House Speaker Nancy Pelosi today outlined the changes to the Democrats' health care reform overhaul, praising the reform package for bringing down the deficit according to a nonpartisan estimation.
"They say a picture is worth a thousand words," Pelosi said. "Well, a number is worth a lot, too."
The Congressional Budget Office earlier todaysaying the bill would cost $940 billion over 10 years, but would also cut the federal deficit by $130 billion in its first 10 years and by $1.2 trillion in its second 10 years.
"The best initiative we can take to improve jobs, strengthen our economic security, is to pass health care reform," Pelosi said. "We will make progress by passing this legislation."
The new reform package amends the Senate health care bill through a separate, reconciliation "fix it" bill that addresses some of the problems House Democrats had with the Senate bill (The 153-page reconciliation bill is available here). The changes, Pelosi said, include:
"More affordability for the middle class" through increased subsidies for people to purchase insurance
Closing the "doughnut hole" gap in Medicare prescription drug coverage entirely
Corrections to "state inequities" such as the "Cornhusker kickback" deal that exempted the state of Nebraska from having to pay for any expansion of Medicaid
Funding for primary doctors who handle Medicaid cases
Increased insurance regulations
- Changes to the "Cadillac" excise tax on high-end insurance plans so it hits fewer people. "I call it the platinum Rolls-Royce" tax, Pelosi said.

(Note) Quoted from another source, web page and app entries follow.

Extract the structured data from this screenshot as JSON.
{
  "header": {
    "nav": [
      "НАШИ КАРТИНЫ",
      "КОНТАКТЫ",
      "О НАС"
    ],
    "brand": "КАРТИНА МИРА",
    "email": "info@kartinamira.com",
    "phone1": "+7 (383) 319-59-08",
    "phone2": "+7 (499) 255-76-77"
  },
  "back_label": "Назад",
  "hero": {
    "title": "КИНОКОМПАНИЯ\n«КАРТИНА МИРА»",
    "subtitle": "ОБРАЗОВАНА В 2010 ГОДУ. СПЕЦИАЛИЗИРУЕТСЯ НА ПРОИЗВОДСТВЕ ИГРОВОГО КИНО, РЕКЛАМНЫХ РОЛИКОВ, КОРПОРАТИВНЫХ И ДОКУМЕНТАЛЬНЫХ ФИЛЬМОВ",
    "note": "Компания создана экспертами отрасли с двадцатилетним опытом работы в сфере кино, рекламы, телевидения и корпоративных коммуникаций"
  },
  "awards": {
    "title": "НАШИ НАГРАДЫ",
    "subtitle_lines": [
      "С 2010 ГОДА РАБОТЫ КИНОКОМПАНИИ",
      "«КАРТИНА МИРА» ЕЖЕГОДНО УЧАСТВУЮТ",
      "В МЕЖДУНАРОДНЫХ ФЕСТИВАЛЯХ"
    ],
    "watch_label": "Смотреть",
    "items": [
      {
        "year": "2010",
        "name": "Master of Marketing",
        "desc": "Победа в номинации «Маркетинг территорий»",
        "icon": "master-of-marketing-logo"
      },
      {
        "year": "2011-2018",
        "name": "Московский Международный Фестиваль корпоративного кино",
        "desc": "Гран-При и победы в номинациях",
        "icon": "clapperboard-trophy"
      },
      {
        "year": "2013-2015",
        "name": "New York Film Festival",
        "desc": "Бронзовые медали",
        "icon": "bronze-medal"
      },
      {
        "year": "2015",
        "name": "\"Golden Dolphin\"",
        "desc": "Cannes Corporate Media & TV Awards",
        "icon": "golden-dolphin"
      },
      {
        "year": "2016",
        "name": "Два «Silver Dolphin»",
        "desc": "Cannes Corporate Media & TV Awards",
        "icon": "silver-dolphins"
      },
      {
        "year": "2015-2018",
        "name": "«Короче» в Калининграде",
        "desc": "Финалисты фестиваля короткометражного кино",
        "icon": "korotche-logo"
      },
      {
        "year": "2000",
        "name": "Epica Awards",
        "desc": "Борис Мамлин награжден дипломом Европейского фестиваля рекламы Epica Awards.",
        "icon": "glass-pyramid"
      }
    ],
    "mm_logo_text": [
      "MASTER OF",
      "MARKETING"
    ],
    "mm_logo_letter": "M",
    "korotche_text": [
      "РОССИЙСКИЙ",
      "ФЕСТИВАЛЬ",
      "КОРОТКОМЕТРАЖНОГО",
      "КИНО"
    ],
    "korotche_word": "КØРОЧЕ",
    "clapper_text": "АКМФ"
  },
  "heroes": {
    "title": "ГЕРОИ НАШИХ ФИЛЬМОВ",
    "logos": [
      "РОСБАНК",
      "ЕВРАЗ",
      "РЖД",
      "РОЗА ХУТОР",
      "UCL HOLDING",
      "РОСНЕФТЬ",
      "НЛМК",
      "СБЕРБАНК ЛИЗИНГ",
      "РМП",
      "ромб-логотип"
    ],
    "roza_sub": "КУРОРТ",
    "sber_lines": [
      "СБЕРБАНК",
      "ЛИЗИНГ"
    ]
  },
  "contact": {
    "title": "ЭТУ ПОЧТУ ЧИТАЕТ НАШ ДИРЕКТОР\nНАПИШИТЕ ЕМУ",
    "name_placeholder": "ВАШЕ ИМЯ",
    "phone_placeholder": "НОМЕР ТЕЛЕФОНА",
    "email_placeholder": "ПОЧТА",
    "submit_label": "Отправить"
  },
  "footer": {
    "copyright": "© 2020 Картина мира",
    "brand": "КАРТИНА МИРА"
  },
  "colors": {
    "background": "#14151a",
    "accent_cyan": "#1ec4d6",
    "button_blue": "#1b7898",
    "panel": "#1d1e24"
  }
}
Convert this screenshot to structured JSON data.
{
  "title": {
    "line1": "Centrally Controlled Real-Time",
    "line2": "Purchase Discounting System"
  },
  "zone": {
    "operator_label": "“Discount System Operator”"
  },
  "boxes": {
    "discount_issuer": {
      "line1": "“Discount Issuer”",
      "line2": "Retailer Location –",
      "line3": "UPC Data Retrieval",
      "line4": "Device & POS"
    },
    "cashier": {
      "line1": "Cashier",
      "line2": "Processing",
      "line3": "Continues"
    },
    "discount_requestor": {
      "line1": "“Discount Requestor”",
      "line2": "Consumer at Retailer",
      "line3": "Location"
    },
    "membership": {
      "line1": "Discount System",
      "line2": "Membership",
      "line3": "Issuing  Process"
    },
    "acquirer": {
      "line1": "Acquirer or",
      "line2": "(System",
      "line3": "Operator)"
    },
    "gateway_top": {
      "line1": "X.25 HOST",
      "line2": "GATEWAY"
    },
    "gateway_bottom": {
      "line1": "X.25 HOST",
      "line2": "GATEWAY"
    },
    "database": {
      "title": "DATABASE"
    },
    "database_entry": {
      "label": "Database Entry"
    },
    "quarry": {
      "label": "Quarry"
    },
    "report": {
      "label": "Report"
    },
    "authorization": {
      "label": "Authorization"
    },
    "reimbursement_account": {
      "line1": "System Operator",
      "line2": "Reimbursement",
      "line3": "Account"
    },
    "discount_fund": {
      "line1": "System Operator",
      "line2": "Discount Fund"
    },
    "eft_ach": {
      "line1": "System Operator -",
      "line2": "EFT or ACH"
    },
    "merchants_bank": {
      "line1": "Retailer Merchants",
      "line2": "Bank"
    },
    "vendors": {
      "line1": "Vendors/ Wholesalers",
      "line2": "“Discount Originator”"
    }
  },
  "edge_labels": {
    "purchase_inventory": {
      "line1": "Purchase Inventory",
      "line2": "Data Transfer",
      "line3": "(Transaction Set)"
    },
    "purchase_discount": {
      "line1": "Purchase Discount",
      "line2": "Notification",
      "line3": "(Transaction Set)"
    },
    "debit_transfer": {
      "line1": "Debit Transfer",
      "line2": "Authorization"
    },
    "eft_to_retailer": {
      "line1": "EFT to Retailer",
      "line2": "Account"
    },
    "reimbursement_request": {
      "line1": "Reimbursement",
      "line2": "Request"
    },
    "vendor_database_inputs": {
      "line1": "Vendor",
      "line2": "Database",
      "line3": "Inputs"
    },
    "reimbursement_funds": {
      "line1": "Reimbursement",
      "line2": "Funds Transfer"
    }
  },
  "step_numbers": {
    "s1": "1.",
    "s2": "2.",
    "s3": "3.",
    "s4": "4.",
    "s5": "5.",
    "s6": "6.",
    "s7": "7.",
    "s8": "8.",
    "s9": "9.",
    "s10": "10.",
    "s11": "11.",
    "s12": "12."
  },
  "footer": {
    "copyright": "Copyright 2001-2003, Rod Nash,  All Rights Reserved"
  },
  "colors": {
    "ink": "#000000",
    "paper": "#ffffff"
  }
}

The cost of the new legislation came under attack from Republicans today. "Every time a new iteration of the Democrats' health-care bill is unveiled, the price tag goes up," Senate Republican Whip Jon Kyl (Ariz.) said in a statement. "The only thing that remains the same is that the American taxpayer will be on the hook to pay for it."
However, Democrats said earlier today the bill if fully paid for and that nearly two-thirds of the bill's cost is paid for by reducing health care costs. Pelosi said the majority of funding for the bill would come from reducing waste and fraud in Medicare. The rest of the money, she said, would come from the excise tax and a "fee" on unearned income.While Democratic leaders praised the CBO estimations of the bill, it is unclear whether the new figures will be enough to convince enough Democrats to get on board to pass the legislation.
"Every vote around here is a heavy lift," Pelosi said. "We have great diversity in our caucus. We don't have a rubber-stamp Congress or rubber-stamp caucus."
Pelosi blamed the hesitation of some Democrats to support the measure on the opposition tactics employed by Republicans.
"It does show also the impact of a campaign of misrepresentation, of fear," she said. "There is no limit to what the other side will do to protect the insurance companies."
Pelosi today also defended the "deem and pass" or "Slaughter solution" method by which the House plans to pass both the Senate bill and the reconciliation bill. Under that plan, the House would only have to vote once for both bills -- a method that has been used by both parties numerous times but that Republicans now call an outrage.
The speaker said the GOP outcry was another example of their extreme obstructionist tactics.
"The fact is, what we're talking about here is the regular order that has been used hundreds of times," Pelosi said. "The American people should know this is what they're going to see a full menu of in the next couple of days -- mischaracterizations, misrepresentations."More Coverage of the Health Care Reform Debate: